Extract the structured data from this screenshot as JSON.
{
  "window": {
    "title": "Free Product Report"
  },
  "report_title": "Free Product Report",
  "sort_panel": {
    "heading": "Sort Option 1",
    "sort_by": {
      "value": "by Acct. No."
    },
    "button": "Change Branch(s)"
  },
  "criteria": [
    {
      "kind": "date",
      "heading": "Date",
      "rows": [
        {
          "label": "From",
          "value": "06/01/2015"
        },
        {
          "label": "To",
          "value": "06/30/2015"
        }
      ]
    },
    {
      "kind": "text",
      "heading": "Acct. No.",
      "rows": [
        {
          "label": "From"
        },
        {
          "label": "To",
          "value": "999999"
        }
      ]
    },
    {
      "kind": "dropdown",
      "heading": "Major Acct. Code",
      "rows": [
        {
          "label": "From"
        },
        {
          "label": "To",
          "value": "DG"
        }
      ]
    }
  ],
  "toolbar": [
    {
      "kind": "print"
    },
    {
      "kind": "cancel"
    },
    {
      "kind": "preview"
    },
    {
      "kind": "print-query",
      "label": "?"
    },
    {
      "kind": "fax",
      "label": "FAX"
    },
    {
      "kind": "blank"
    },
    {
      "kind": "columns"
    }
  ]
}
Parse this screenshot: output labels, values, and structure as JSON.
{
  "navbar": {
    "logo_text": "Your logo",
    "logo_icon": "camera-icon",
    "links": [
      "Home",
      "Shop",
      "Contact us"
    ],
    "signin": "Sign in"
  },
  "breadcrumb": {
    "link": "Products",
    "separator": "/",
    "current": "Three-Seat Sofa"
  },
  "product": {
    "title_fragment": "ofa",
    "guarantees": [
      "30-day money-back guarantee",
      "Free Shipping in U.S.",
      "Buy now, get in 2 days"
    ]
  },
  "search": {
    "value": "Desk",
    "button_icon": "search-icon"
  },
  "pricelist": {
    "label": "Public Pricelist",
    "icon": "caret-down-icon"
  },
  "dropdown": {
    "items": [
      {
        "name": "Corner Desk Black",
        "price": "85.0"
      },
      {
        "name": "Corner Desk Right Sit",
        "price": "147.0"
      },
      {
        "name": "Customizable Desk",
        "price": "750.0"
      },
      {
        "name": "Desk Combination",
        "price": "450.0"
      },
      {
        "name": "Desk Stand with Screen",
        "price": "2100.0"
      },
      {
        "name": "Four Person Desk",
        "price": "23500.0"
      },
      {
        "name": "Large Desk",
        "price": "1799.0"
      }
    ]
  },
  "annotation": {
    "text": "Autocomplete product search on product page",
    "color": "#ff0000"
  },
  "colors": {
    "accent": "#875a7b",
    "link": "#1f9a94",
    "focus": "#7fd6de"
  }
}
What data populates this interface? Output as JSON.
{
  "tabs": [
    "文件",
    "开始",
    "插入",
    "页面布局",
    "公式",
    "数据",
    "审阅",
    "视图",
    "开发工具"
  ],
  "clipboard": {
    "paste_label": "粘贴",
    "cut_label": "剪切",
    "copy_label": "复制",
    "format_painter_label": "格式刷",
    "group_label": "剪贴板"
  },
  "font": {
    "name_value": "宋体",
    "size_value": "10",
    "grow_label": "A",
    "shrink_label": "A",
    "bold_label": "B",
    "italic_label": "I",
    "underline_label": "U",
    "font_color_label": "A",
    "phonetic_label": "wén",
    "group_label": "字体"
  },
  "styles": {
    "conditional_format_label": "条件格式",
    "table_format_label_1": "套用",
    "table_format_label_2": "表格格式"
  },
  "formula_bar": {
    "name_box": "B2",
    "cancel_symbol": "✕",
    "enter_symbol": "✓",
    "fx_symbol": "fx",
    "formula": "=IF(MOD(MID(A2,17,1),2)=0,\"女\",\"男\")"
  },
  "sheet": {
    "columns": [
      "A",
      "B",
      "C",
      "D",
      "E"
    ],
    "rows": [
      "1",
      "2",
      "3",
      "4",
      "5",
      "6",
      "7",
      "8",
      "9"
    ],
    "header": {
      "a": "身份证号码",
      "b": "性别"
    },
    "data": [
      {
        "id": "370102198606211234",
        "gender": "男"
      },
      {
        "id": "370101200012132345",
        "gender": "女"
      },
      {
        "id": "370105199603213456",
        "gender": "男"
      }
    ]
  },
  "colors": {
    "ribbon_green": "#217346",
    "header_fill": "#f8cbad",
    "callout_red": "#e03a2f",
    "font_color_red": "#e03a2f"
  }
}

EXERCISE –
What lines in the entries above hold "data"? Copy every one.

RESPONSE –
Extract the structured data from this screenshot as JSON.
What data populates this interface? Output as JSON.
    "data": [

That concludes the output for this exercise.